The short answer is that it takes sunlight an average of 8 minutes and 20 seconds to travel from the Sun to the Earth.
If the Sun suddenly disappeared from the Universe (not that this could actually happen, don't panic), it would take a little more than 8 minutes before you realized it was time to put on a sweater.
Here's the math. We orbit the Sun at a distance of about 150 million km. Light moves at 300,000 kilometers/second. Divide these and you get 500 seconds, or 8 minutes and 20 seconds.
This is an average number. Remember, the Earth follows an elliptical orbit around the Sun, ranging from 147 million to 152 million km. At its closest point, sunlight only takes 490 seconds to reach Earth. And then at the most distant point, it takes 507 seconds for sunlight to make the journey.
But the story of light gets even more interesting, when you think about the journey light needs to make inside the Sun.
You probably know that photons are created by fusion reactions inside the Sun's core. They start off as gamma radiation and then are emitted and absorbed countless times in the Sun's radiative zone, wandering around inside the massive star before they finally reach the surface.
What you probably don't know, is that these photons striking your eyeballs were ACTUALLY created tens of thousands of years ago and it took that long for them to be emitted by the sun.
Once they escaped the surface, it was only a short 8 minutes for those photons to cross the vast distance from the Sun to the Earth
As you look outward into space, you're actually looking backwards in time.
The light you see from your computer is nanoseconds old. The light reflected from the surface of the Moon takes only a second to reach Earth. The Sun is more than 8 light-minutes away. And so, if the light from the nearest star (Alpha Centauri) takes more than 4 years to reach us, we're seeing that star 4 years in the past.

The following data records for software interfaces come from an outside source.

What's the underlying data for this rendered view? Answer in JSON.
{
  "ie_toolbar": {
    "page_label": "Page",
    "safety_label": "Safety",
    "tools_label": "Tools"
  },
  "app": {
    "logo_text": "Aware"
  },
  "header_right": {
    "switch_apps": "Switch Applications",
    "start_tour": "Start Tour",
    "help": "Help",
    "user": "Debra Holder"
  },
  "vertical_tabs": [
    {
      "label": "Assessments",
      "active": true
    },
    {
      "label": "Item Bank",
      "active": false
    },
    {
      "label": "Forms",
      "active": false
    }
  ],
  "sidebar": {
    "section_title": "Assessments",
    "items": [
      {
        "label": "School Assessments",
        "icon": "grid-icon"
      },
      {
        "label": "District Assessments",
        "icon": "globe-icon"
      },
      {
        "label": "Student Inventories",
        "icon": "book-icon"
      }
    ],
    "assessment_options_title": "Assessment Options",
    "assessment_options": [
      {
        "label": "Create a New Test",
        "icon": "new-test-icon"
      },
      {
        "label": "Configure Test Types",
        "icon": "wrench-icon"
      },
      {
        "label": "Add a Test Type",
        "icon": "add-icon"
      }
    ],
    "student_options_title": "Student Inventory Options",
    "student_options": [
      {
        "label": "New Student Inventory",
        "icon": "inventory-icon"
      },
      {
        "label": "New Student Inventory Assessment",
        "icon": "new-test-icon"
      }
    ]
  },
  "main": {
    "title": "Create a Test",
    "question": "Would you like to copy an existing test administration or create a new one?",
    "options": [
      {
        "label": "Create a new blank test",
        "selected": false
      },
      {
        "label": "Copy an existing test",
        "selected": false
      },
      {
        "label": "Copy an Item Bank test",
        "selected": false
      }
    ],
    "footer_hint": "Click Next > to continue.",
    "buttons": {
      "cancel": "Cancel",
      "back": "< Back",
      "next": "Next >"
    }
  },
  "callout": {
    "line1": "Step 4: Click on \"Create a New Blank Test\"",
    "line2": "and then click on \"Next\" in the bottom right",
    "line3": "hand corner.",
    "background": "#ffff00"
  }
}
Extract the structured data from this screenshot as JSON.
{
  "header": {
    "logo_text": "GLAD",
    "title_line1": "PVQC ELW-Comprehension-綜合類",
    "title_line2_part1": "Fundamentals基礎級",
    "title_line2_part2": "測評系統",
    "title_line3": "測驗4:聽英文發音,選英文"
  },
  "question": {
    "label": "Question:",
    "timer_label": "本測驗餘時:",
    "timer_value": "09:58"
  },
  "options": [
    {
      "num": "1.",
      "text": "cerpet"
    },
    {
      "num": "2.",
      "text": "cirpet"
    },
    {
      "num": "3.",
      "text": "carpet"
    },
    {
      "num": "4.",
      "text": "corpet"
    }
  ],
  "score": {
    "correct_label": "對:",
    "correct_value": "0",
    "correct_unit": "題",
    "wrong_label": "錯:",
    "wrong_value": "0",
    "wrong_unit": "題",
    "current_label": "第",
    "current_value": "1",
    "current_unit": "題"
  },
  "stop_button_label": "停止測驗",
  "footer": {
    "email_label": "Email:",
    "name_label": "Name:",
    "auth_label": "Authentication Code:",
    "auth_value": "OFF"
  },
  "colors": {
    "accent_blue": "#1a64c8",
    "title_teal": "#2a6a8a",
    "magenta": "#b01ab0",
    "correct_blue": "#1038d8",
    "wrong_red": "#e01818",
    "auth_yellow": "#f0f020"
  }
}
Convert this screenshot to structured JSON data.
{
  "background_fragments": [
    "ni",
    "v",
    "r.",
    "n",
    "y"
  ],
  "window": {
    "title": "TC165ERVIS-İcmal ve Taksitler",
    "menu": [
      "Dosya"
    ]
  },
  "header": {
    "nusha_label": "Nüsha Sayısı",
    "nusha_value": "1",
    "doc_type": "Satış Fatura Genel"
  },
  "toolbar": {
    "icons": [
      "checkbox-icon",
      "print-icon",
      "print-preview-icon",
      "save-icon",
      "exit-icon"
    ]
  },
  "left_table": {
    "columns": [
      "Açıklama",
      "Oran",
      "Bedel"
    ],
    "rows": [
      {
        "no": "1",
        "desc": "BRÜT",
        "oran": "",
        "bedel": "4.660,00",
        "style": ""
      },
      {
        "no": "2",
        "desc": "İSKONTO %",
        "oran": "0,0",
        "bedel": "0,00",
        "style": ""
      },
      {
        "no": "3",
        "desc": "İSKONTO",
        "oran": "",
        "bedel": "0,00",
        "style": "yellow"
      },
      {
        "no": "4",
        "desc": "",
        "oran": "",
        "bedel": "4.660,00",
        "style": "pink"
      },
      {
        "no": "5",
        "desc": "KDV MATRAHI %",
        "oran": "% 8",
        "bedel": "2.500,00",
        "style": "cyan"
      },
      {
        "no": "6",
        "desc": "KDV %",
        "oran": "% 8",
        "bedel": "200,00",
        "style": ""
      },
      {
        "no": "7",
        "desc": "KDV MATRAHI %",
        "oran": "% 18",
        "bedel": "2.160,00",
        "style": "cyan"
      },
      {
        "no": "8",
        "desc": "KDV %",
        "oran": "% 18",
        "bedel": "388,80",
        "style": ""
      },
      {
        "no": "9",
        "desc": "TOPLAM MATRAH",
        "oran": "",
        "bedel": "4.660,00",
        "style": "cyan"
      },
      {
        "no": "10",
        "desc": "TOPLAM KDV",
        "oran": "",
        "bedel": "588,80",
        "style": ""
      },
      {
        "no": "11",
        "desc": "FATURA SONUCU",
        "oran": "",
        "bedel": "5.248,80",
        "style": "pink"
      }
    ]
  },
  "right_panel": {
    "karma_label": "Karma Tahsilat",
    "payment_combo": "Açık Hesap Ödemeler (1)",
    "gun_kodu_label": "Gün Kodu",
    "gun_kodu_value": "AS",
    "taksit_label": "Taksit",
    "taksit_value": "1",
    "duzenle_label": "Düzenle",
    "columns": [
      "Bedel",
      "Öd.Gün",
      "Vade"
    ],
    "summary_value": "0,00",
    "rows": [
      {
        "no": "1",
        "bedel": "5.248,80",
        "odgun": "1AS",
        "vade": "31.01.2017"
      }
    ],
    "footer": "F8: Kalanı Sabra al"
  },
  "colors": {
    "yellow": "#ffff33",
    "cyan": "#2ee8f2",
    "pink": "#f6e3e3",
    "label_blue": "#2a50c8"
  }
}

There are galaxies millions of light-years away, which means the light we're seeing left the surface of those stars millions of years ago. For example, the galaxy M109 is located about 83.5 million light-years away.
If aliens lived in those galaxies, and had strong enough telescopes, they would see the Earth as it looked in the past. They might even see dinosaurs walking on the surface.
Explore further: Earth's orbit creates more than a leap year